─── DATASET RECORDS ───

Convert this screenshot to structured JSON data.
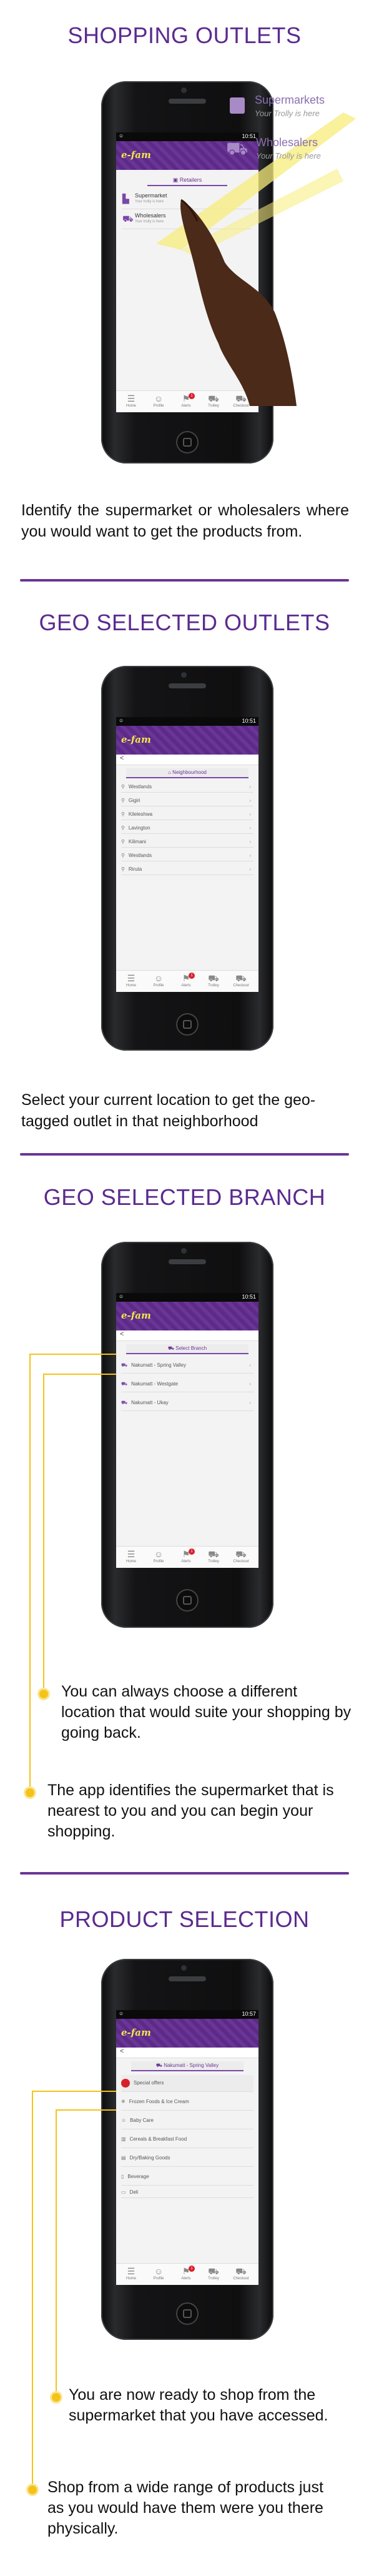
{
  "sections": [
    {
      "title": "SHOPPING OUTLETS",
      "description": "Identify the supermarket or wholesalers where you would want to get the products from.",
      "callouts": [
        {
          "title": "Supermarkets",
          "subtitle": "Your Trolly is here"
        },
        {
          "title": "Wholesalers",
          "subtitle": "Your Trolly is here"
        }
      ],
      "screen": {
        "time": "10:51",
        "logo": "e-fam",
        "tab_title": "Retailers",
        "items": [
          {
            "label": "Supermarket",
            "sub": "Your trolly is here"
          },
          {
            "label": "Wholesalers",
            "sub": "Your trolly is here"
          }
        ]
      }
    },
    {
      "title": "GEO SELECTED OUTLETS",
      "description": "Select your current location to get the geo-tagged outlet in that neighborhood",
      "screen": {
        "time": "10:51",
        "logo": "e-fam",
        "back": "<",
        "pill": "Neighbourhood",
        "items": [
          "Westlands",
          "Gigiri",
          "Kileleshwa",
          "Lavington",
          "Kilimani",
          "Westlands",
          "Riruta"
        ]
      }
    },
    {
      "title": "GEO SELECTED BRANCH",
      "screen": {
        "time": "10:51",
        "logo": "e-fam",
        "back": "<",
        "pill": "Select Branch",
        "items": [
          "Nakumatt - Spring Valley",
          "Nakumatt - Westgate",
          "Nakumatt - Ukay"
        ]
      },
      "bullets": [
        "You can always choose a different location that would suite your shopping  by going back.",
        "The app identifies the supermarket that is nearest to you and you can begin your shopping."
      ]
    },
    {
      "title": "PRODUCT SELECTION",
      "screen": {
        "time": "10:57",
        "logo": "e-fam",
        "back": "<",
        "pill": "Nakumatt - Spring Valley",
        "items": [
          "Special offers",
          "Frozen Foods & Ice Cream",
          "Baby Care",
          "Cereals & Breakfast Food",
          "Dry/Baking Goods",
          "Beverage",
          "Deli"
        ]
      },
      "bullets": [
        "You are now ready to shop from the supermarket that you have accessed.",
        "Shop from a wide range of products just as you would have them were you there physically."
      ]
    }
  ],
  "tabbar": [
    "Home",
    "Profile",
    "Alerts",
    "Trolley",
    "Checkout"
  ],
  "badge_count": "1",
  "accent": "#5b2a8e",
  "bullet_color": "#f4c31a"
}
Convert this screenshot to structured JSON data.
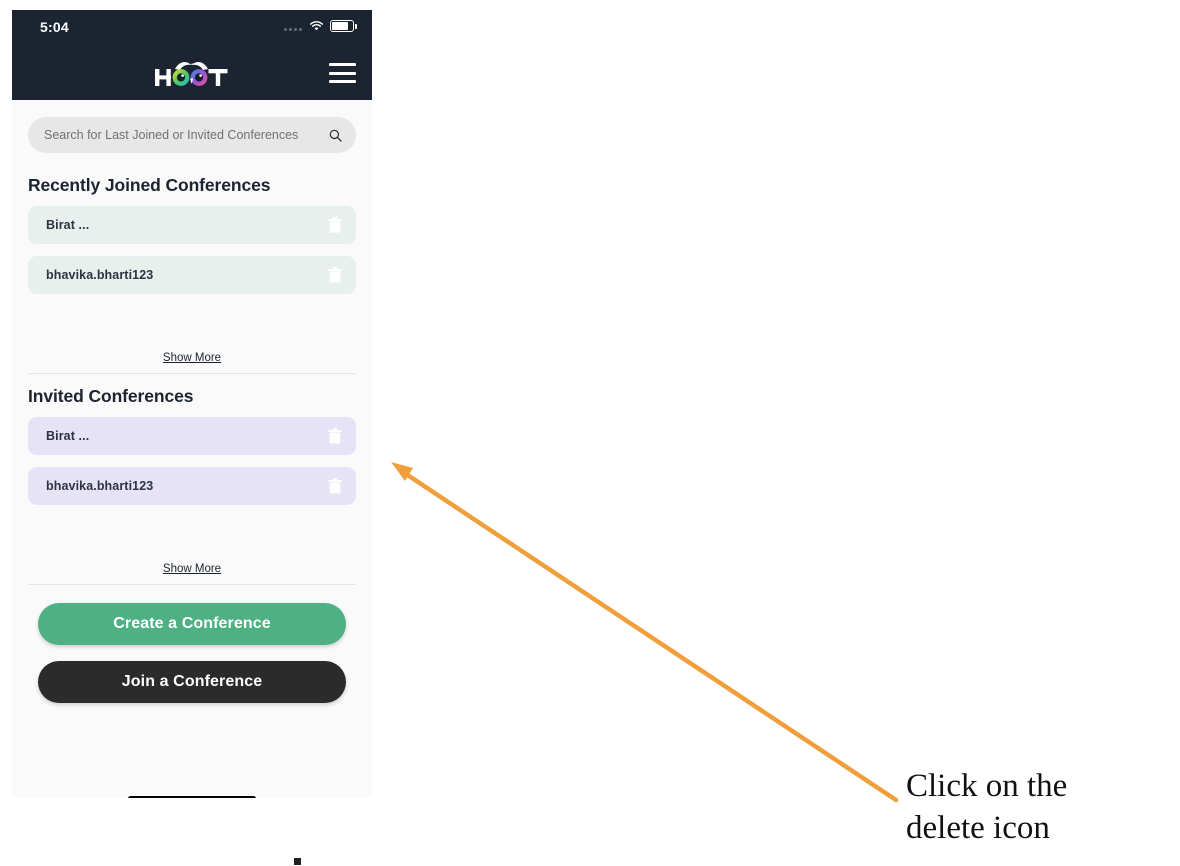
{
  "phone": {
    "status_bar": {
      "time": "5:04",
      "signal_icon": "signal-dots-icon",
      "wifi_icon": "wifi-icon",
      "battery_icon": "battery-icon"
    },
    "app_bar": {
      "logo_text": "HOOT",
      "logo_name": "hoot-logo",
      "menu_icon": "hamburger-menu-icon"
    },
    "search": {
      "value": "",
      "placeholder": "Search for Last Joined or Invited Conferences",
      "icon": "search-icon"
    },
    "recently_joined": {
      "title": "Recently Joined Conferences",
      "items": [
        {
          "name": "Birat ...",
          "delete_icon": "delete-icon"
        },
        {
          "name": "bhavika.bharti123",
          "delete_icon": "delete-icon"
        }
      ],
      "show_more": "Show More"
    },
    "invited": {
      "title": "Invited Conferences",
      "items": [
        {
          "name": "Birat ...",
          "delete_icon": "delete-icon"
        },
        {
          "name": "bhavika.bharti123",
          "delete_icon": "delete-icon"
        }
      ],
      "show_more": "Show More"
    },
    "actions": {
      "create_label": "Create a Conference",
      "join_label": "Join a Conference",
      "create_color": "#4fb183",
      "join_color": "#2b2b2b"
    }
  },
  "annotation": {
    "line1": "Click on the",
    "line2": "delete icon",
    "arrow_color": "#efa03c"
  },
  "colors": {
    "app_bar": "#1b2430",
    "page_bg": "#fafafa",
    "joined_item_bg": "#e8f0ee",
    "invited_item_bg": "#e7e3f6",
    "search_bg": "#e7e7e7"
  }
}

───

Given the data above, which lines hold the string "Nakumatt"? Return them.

YOUR SOLUTION →
          "Nakumatt - Spring Valley",
          "Nakumatt - Westgate",
          "Nakumatt - Ukay"
        "pill": "Nakumatt - Spring Valley",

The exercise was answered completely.